Revolution and Counterrevolution: Change and Persistence in Social Structures

By Seymour Lipset Martin | Go to book overview

CHAPTER 6
Political Cleavages in "Developed" and "Emerging" Polities

Although many discussions of the possibilities for democratic politics in the emerging nations of the "third world" are posed in terms of whether or not these nations can successfully absorb political models established in the developed countries, it is not really possible to speak of a "Western" political system. A variety of factors have contributed to the vast array of party systems existing in the developed nations.1 These include the different ways in which mass suffrage parties first emerged, the various conditions under which lower-class parties formed their basic ideologies, whether a polity derives its authority from historic legitimacy or from post-revolutionary populism, the extent to which different nations have resolved the tensions flowing from the key power cleavages common in the history of Western industrial societies, such as the place of religion, universal suffrage, the distribution of national income and resources, and the variations in electoral systems. Clearly many of the existing differences reflect the institutionalization of past bases of opinion cleavage; once formalized in political parties these cleavages have survived the decline or disappearance of the original social conflicts which gave rise to party divi

____________________
1
An effort to relate these systematically to theoretical assumptions about basic structures of social systems derived from the concepts of Talcott Parsons may be found in S. M. Lipset and Stein Rokkan, "Cleavage Structures, Party Systems, and Voter Alignments," in Lipset and Rokkan (eds.), Party Systems and Voter Alignments ( New York: The Free Press of Glencoe, 1967), pp. 1-64. I have also discussed the factors related to varying political systems in various contexts in other books and do not want to repeat them here. See S. M. Lipset, Political Man: The Social Bases of Politics ( Garden City: Doubleday, 1960), pp. 45-96, and The First New Nation ( New York: Basic Books, 1963), pp. 207-317.
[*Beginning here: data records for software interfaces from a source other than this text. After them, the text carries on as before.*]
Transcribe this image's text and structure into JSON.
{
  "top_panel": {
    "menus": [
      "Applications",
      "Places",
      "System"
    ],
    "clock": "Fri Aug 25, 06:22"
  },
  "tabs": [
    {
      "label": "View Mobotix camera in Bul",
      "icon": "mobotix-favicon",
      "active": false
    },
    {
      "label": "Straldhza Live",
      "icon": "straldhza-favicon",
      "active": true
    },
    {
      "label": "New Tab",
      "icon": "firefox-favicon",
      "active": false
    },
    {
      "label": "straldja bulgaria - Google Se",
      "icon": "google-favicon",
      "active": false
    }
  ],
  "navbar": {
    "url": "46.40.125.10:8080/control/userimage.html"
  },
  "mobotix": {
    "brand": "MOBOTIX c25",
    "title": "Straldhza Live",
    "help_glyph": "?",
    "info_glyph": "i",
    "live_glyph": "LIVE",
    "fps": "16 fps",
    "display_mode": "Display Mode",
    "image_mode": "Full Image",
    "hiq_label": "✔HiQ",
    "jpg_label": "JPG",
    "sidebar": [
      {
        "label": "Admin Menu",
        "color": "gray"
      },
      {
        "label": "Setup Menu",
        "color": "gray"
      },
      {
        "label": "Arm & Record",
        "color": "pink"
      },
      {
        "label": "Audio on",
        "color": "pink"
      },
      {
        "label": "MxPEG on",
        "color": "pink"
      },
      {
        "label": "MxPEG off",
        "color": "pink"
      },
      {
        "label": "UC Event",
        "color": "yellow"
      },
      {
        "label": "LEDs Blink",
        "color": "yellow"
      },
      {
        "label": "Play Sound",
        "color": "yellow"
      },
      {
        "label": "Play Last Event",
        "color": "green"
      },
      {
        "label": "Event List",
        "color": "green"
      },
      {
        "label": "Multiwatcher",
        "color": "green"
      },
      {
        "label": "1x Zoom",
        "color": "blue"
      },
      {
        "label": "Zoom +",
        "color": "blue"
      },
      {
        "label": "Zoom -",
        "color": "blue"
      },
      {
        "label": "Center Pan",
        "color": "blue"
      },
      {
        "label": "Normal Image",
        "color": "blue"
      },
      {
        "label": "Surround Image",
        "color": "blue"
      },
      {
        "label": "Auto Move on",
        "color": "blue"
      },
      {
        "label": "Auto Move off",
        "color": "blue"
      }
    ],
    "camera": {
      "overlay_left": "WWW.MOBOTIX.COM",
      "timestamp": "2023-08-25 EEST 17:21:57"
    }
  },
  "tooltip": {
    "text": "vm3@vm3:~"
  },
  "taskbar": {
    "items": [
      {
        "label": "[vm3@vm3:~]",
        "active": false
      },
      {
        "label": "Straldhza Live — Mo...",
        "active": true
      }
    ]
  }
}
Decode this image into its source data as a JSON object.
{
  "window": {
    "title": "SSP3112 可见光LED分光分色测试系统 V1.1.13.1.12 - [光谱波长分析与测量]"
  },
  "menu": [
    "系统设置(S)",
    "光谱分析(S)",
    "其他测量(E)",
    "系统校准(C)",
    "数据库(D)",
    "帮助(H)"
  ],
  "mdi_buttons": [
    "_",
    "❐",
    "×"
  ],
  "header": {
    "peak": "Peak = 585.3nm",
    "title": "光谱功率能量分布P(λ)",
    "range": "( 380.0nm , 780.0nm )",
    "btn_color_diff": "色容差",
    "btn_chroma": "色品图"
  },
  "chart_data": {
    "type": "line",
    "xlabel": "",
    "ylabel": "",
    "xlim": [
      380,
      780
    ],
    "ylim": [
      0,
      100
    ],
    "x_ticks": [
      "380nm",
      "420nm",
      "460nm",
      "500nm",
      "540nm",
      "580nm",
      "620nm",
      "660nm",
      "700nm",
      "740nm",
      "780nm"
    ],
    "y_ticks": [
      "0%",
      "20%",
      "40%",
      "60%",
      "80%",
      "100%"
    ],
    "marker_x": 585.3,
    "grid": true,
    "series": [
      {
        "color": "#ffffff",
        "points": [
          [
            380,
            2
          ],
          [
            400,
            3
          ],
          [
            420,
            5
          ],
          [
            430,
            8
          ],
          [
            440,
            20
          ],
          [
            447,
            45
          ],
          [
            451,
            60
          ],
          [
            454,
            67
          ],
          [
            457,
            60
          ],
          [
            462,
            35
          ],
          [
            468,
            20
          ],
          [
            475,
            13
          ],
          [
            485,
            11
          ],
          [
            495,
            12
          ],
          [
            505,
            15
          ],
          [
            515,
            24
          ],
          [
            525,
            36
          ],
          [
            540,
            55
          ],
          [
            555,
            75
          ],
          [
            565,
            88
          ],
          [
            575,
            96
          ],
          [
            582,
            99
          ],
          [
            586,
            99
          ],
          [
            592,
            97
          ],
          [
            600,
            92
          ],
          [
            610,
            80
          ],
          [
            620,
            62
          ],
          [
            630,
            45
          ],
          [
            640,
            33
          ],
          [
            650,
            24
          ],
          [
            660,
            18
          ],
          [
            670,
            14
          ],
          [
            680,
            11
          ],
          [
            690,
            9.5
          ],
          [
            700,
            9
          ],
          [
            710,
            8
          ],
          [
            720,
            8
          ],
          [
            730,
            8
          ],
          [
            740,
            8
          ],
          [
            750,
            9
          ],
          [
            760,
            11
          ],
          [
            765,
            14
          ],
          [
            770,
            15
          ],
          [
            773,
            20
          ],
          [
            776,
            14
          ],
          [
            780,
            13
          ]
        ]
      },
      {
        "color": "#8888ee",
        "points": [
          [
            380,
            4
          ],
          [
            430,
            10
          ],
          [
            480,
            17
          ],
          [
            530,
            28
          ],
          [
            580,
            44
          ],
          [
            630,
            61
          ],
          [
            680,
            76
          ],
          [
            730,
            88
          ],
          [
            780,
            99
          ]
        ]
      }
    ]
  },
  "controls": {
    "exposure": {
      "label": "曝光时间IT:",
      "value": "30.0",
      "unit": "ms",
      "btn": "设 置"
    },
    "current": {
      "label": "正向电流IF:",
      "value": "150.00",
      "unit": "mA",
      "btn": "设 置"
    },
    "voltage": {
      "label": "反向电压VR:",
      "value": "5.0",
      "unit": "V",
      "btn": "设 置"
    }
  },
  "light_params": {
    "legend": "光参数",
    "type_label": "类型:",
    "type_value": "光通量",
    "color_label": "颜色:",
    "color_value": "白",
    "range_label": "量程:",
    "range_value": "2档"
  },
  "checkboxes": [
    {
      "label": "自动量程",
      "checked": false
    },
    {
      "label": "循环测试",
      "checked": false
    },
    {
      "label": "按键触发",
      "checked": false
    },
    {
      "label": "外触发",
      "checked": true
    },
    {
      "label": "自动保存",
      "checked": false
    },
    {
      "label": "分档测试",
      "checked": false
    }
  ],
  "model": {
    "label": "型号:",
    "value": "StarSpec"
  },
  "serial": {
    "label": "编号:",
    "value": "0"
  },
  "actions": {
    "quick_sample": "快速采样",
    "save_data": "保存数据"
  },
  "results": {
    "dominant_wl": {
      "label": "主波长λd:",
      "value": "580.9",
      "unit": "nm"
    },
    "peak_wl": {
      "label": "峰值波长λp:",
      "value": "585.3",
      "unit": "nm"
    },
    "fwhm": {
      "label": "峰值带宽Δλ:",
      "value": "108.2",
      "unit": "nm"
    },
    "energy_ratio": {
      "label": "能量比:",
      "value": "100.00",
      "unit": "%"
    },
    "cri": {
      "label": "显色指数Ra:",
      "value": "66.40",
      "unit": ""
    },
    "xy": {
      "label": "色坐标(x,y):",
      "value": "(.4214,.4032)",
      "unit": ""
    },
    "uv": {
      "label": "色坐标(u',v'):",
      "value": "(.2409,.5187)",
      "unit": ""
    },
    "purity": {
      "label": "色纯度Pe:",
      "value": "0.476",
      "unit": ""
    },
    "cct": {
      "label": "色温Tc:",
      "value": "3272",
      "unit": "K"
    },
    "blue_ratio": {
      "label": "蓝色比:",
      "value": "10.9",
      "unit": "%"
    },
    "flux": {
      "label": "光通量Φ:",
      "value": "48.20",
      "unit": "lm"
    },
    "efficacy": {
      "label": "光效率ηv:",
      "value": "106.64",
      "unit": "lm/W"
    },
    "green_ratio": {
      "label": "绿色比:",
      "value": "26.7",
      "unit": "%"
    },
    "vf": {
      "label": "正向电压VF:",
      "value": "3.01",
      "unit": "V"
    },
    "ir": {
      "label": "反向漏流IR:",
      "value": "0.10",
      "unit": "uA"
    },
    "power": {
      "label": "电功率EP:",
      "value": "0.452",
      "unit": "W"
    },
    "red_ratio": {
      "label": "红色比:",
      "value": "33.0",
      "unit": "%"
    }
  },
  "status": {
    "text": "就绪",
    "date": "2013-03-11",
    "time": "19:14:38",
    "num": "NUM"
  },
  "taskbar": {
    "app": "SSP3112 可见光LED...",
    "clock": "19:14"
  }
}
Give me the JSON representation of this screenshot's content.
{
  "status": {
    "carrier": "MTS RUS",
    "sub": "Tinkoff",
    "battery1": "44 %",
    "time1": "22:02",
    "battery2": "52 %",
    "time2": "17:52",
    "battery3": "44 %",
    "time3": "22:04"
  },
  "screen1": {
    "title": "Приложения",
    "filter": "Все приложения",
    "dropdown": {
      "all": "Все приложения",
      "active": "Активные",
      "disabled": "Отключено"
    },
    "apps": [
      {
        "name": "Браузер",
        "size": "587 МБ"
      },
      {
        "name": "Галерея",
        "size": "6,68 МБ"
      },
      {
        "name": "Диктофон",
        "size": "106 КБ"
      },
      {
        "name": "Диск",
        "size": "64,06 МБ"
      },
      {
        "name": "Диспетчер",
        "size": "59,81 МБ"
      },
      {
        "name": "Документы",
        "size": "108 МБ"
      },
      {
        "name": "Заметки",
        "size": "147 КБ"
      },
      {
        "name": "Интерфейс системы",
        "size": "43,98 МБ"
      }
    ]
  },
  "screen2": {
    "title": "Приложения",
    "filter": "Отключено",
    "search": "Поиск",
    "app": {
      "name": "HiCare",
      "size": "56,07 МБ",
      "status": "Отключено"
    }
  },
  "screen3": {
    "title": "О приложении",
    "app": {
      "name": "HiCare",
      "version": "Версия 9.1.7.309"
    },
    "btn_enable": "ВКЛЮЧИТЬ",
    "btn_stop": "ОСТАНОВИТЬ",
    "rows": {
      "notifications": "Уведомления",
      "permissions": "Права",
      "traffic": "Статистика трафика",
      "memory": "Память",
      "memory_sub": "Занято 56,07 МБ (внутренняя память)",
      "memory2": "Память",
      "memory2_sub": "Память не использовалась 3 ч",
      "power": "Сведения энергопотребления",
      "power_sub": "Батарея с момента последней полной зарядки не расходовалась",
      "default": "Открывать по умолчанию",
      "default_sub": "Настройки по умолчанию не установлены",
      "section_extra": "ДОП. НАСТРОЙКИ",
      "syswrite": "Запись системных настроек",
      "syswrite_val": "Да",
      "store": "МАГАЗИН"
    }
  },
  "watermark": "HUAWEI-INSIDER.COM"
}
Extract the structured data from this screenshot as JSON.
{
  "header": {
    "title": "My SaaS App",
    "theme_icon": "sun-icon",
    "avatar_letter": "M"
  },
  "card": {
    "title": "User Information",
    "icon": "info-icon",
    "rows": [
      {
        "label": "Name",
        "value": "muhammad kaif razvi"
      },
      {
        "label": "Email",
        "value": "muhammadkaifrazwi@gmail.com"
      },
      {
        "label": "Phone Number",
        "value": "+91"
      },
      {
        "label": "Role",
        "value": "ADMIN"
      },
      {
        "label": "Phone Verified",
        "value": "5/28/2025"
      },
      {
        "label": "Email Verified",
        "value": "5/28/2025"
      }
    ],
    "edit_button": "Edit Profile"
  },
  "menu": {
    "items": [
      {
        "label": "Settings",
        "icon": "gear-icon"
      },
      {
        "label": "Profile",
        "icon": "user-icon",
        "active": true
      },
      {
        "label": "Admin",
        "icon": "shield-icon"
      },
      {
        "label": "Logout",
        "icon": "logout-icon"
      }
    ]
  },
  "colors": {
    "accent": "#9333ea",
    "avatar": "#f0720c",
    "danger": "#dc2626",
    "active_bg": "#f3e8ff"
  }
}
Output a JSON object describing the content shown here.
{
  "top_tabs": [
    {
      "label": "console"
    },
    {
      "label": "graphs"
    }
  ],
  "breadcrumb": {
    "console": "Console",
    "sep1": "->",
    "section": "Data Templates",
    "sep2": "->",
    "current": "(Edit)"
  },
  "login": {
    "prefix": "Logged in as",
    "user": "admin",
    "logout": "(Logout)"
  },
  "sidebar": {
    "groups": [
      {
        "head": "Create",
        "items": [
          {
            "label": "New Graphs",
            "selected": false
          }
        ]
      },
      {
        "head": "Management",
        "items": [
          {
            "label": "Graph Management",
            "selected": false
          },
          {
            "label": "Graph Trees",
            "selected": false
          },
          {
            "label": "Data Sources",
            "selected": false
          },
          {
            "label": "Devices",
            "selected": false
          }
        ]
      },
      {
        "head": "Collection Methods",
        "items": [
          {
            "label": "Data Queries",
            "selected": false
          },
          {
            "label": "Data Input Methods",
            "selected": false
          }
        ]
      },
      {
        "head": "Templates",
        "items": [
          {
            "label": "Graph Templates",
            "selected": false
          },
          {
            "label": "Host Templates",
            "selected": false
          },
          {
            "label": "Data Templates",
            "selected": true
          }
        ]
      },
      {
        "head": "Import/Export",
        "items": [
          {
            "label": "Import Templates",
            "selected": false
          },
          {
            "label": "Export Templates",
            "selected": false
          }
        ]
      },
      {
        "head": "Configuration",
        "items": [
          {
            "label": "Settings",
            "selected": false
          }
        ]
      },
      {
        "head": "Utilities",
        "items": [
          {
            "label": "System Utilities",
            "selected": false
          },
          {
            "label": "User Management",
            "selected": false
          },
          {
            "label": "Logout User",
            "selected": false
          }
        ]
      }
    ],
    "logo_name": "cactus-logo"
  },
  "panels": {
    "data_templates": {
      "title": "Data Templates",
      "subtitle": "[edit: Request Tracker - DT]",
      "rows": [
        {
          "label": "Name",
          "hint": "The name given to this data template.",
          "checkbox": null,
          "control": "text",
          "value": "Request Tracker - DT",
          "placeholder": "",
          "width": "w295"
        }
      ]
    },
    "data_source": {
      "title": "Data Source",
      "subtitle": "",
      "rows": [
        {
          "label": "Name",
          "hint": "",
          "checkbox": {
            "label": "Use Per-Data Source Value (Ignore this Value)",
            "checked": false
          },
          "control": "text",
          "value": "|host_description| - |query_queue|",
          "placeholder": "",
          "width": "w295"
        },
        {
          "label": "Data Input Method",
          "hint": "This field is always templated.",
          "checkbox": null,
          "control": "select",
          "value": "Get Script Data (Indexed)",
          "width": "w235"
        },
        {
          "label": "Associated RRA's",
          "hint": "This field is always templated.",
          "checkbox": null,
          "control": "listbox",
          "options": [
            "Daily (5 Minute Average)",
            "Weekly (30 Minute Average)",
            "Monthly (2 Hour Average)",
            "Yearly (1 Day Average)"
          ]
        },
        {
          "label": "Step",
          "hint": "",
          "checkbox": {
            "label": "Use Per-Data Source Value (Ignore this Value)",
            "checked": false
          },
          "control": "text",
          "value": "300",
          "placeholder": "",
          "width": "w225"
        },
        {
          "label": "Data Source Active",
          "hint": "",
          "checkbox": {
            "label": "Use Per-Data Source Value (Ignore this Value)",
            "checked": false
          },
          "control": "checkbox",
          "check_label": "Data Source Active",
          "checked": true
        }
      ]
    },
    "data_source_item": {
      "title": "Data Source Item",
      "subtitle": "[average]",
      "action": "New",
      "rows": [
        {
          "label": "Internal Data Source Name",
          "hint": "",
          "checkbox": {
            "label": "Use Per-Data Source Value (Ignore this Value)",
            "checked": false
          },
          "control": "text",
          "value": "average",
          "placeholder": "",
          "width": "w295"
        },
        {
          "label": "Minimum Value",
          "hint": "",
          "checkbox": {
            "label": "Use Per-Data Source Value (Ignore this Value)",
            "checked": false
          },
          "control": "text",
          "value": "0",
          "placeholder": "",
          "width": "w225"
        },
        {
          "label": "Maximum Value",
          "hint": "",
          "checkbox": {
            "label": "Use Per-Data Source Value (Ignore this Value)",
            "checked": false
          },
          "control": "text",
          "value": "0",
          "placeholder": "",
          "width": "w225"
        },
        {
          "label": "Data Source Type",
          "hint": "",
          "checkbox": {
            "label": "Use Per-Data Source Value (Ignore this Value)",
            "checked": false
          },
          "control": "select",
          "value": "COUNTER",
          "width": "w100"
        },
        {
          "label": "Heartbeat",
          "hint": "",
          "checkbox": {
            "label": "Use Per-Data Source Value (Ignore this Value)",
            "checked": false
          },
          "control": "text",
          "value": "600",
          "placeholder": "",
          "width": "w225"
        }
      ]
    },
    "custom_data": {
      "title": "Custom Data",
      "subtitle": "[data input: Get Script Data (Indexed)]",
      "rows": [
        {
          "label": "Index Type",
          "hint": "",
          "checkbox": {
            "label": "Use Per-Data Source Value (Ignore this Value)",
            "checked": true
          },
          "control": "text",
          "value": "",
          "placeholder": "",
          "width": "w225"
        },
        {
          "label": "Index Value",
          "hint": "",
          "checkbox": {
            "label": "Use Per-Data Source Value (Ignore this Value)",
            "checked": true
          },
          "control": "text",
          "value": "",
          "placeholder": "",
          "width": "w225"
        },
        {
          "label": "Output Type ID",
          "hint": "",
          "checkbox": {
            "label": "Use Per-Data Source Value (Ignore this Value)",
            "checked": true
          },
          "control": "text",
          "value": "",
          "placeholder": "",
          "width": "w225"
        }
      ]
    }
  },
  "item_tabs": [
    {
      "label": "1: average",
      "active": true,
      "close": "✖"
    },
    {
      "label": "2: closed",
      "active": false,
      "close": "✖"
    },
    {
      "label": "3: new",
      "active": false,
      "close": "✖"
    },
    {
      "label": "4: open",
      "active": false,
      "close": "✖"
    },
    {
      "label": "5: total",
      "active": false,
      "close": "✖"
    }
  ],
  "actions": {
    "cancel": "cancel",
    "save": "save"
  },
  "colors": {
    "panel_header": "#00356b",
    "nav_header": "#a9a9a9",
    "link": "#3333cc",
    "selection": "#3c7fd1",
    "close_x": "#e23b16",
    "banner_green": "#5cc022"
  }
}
-179-

Notes for this page

Add a new note
If you are trying to select text to create highlights or citations, remember that you must now click or tap on the first word, and then click or tap on the last word.
One moment ...
Default project is now your active project.
Project items

Items saved from this book

This book has been saved
Highlights (0)
Some of your highlights are legacy items.

Highlights saved before July 30, 2012 will not be displayed on their respective source pages.

You can easily re-create the highlights by opening the book page or article, selecting the text, and clicking “Highlight.”

Citations (0)
Some of your citations are legacy items.

Any citation created before July 30, 2012 will labeled as a “Cited page.” New citations will be saved as cited passages, pages or articles.

We also added the ability to view new citations from your projects or the book or article where you created them.

Notes (0)
Bookmarks (0)

You have no saved items from this book

Project items include:
  • Saved book/article
  • Highlights
  • Quotes/citations
  • Notes
  • Bookmarks
Notes
Cite this page

Cited page

Style
Citations are available only to our active members.
Sign up now to cite pages or passages in MLA, APA and Chicago citation styles.

(Einhorn, 1992, p. 25)

(Einhorn 25)

1

1. Lois J. Einhorn, Abraham Lincoln, the Orator: Penetrating the Lincoln Legend (Westport, CT: Greenwood Press, 1992), 25, http://www.questia.com/read/27419298.

Cited page

Bookmark this page
Revolution and Counterrevolution: Change and Persistence in Social Structures
Table of contents

Table of contents

Settings

Settings

Typeface
Text size Smaller Larger Reset View mode
Search within

Search within this book

Look up

Look up a word

  • Dictionary
  • Thesaurus
Please submit a word or phrase above.
Print this page

Print this page

Why can't I print more than one page at a time?

Help
Full screen
/ 468

matching results for page

    Questia reader help

    How to highlight and cite specific passages

    1. Click or tap the first word you want to select.
    2. Click or tap the last word you want to select, and you’ll see everything in between get selected.
    3. You’ll then get a menu of options like creating a highlight or a citation from that passage of text.

    OK, got it!

    Cited passage

    Style
    Citations are available only to our active members.
    Sign up now to cite pages or passages in MLA, APA and Chicago citation styles.

    "Portraying himself as an honest, ordinary person helped Lincoln identify with his audiences." (Einhorn, 1992, p. 25).

    "Portraying himself as an honest, ordinary person helped Lincoln identify with his audiences." (Einhorn 25)

    "Portraying himself as an honest, ordinary person helped Lincoln identify with his audiences."1

    1. Lois J. Einhorn, Abraham Lincoln, the Orator: Penetrating the Lincoln Legend (Westport, CT: Greenwood Press, 1992), 25, http://www.questia.com/read/27419298.

    Cited passage

    Thanks for trying Questia!

    Please continue trying out our research tools, but please note, full functionality is available only to our active members.

    Your work will be lost once you leave this Web page.

    For full access in an ad-free environment, sign up now for a FREE, 1-day trial.

    Already a member? Log in now.